Some years ago, I arranged a mini-press conference—a round table discussion—for a client with a handful of reporters who I considered to be square shooters. The day before the roundtable, I was told that a prominent reporter that I had not invited learned of it and asked if he could be included.

I knew that reporter fell into the headline-seekers category and I said, “no,” because I knew the type of “gotcha questioning” he would ask, and if one reporter asked those type of questions, even the square shooters would be forced to act in concert.

That’s why I consider saying “no” to an interview request the first and most important lesson a PR person should remember.

Below are some other tactics when dealing with headline-seeking reporters:

  • Never immediately acquiesce to a reporter's request for an interview. Always say, “I’ll get back to you in a day or two," (and always do so). Use that time to research the reporter’s current stories, and then discuss with the client the pros and cons of doing the interview. Tell the client your concerns, if you have any. If the decision is not to do the interview, let the reporter know ASAP, saying that the client is not doing interviews for the foreseeable future.
  • If you do agree to do the interview, send the reporter detailed background information prior to the interview and insist on the following: For an in-person interview, you or a corporate PR person must be allowed to be there and tape the interview.
  • The client should have a list of talking points that can be referred to during the interview. If all the talking points are not covered when the reporter signals the end of the interview, the PR rep should say, "could we have another couple of minutes to cover some other points?” Always provide a written list of those talking points to the reporter at the conclusion.
  • When possible, try to have the reporter agree to an email interview so you can have an immediate record of the questions and answers.
  • Always advise the client not to answer “what if” questions.
  • If the reporter interrupts the client during an answer, the client should be told to say, “before answering other questions, I want to complete this answer.”
  • The taped interview should be immediately transcribed and sent by email to the reporter. Doing so might prevent the reporter from taking replies out of context.
  • The client should be told that even when the interview is over, anything said can be used. Restroom or elevator talk is fair game for the reporter.
  • Importantly, PR people should tell clients that just because something is said to be “off the record” doesn’t mean it won’t be used, if not now, maybe in a future story.
  • Clients should also be advised that they have no control of what the reporter’s story will look like.
  • Taped TV interviews are dangerous because answers can easily be taken out of context through selective editing.

PR people should remember that protecting a client’s reputation is more important than securing a hit. So sometime saying “no” to an interview request is the best public relations advice.

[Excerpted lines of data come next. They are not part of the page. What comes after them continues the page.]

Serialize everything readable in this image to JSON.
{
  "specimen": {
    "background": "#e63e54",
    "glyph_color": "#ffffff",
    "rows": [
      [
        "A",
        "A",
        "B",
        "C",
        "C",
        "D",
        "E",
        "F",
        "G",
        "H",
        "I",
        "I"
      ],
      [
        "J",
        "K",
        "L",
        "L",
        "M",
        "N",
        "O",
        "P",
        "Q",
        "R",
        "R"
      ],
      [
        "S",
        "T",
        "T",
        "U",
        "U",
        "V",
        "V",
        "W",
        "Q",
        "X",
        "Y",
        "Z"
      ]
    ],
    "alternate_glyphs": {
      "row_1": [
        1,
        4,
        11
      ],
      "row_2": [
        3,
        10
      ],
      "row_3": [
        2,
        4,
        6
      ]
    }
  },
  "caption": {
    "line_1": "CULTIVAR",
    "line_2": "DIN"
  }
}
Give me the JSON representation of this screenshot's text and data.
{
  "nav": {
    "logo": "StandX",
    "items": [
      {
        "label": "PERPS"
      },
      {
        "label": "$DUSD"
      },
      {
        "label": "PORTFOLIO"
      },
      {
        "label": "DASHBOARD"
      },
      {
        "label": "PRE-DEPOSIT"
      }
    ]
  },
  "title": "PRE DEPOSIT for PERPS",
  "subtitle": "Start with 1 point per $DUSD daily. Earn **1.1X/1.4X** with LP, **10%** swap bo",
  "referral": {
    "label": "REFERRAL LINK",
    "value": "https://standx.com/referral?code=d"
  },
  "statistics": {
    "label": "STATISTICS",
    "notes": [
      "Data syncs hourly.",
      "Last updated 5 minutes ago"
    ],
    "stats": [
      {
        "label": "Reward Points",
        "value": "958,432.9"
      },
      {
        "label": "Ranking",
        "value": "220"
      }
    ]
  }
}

Arthur Solomon was a journalist and SVP/senior counselor at Burson-Marsteller who worked in sports and other sectors. Contact him: [email protected] 

[Editor's Note: The writer’s views do not necessarily reflect those of PRNEWS. We invite opposing essays from readers.]